Dear Clean Air Organizers, Members, and Supporters,

I’m honored to have the opportunity to meet and work alongside you all this summer; made possible by Say Yes Buffalo’s Internship Program. My name is Nishat, and I’m a first generation Bengali-American student. Though raised in New York City, I am comforted to say I have been living in Buffalo for nearly a decade now. Upon my move to Western New York, my parents especially couldn’t wait to get started on cultivating a garden unlike ever attainable in the city. POP
My family comes from a nation that’s small yet so big, being the most densely populated in the world, Bangladesh. I was no stranger to the environmental practices implemented by my mother, with fire in her eyes. In conjunction, I grew up with and around a mass of people of color. POP Primarily other South Asian, Burmese, Somali, Caribbean, and Hispanic populations. It became almost customary to exchange our home grown produce or seeds; a familiarly warm sense of community was built.
POP Without a clue; For years we had been consuming toxins built up in the soil, polluted by Buffalo’s decrepit industrial firms. Even worse it’s unfortunate to know that others out there are still unbeknownst to this. Looking back it sometimes feels bittersweet, recognizing that deep down what genuinely connects us all, is a sense of solidarity regarding the day to day struggles we face.
Like any kid, initially I didn’t understand the depth of the environmental crisis, I just saw a fun event planting trees with the City Honor’s Key Club and followed my friends to the local park on a Saturday morning. Similar to many people, I believed environmental issues could be addressed by planting trees, recycling, or maybe even being vegan. POP This exterior front image shattered; With time, I started to recognize the great injustices amongst disadvantaged communities comparingly. A couple of garden projects would not change what has been going on for years.
Working at ECMC, a first responder hospital, I was able to interact with people from all walks of life. POP It was noticeable there was a generational pattern amongst patients facing ailments. Lack of resources, education, and opportunity in low income areas makes the perfect target for corporate gain, at the cost of the wellbeing of our community. Tonawanda Coke, low income neighborhoods and the direct correlation to cancer rates. POP It’s not normal for everyone around us to be sick. There is a much deeper issue at hand.

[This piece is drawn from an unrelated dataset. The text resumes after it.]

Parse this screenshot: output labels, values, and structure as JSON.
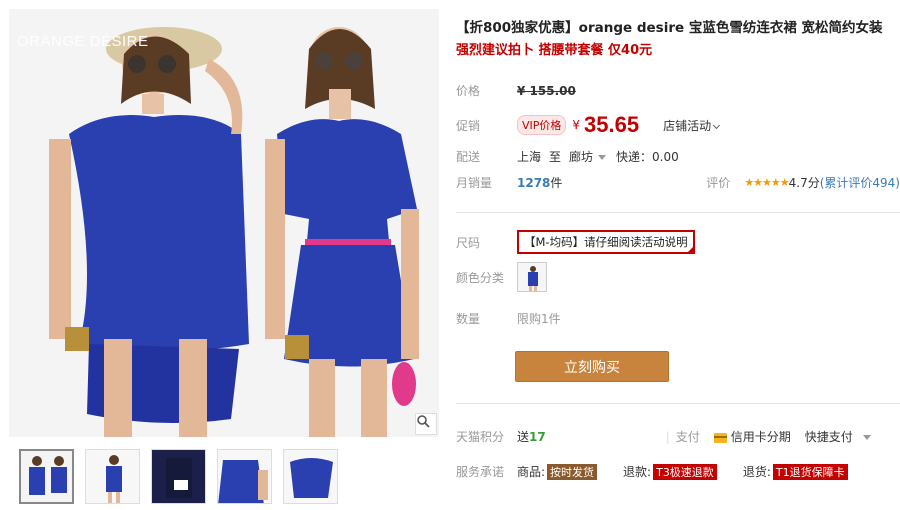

POP POP POP; it seems as though bubbles all around me were bursting one after the other. Very few people can say they have seen me angry, and for the first time I was enraged with this feeling that would not, could not simply just go away. The systematic corruption and injustice was disheartening, in addition to my firsthand experiences dealing with racism and discrimination, my eyes were forced open, but for the better.
Awareness is the first step towards change. I couldn’t stand to remain in my own ignorance and started to get involved with the Western New York Climate Council. Introducing me to possibilities of addressing these injustices on a greater scale, reaching out to community members, petitions and campaigns for change. I wished to extend myself toward these marginalized communities and began to intern at Jewish Family Services in Refugee Settlement. Following, I still felt incredibly passionate about connecting to and educating communities on a deeper level. This yearning guided me towards Volunteers around the World. Located in San Pedro, the Guatemala chapter would provide aid and educate families on Public Health. After months of preparation unfortunately this trip was never launched due to the events of Covid-19.
It was essential to redirect my quest, anticipating where I would be able to play a role in and witness the changes I wanted to see, along with making connections with others like me. Finding out about the Clean Air Coalition was a blessing. I uncovered so many of this organization’s beliefs, campaigns and goals that align with my personal mission. I hope to continually learn and advocate for public health, environmental, and social justice. I cannot express my excitement for this summer, and look forward to the chance to meet you all. We stand together, in strength and resilience.

In Solidarity

Nishat Inqiyad

Communications and Outreach Intern

Clean Air Coalition of WNY

RSS 2.0 feed. Both comments and pings are currently closed.

Comments are closed.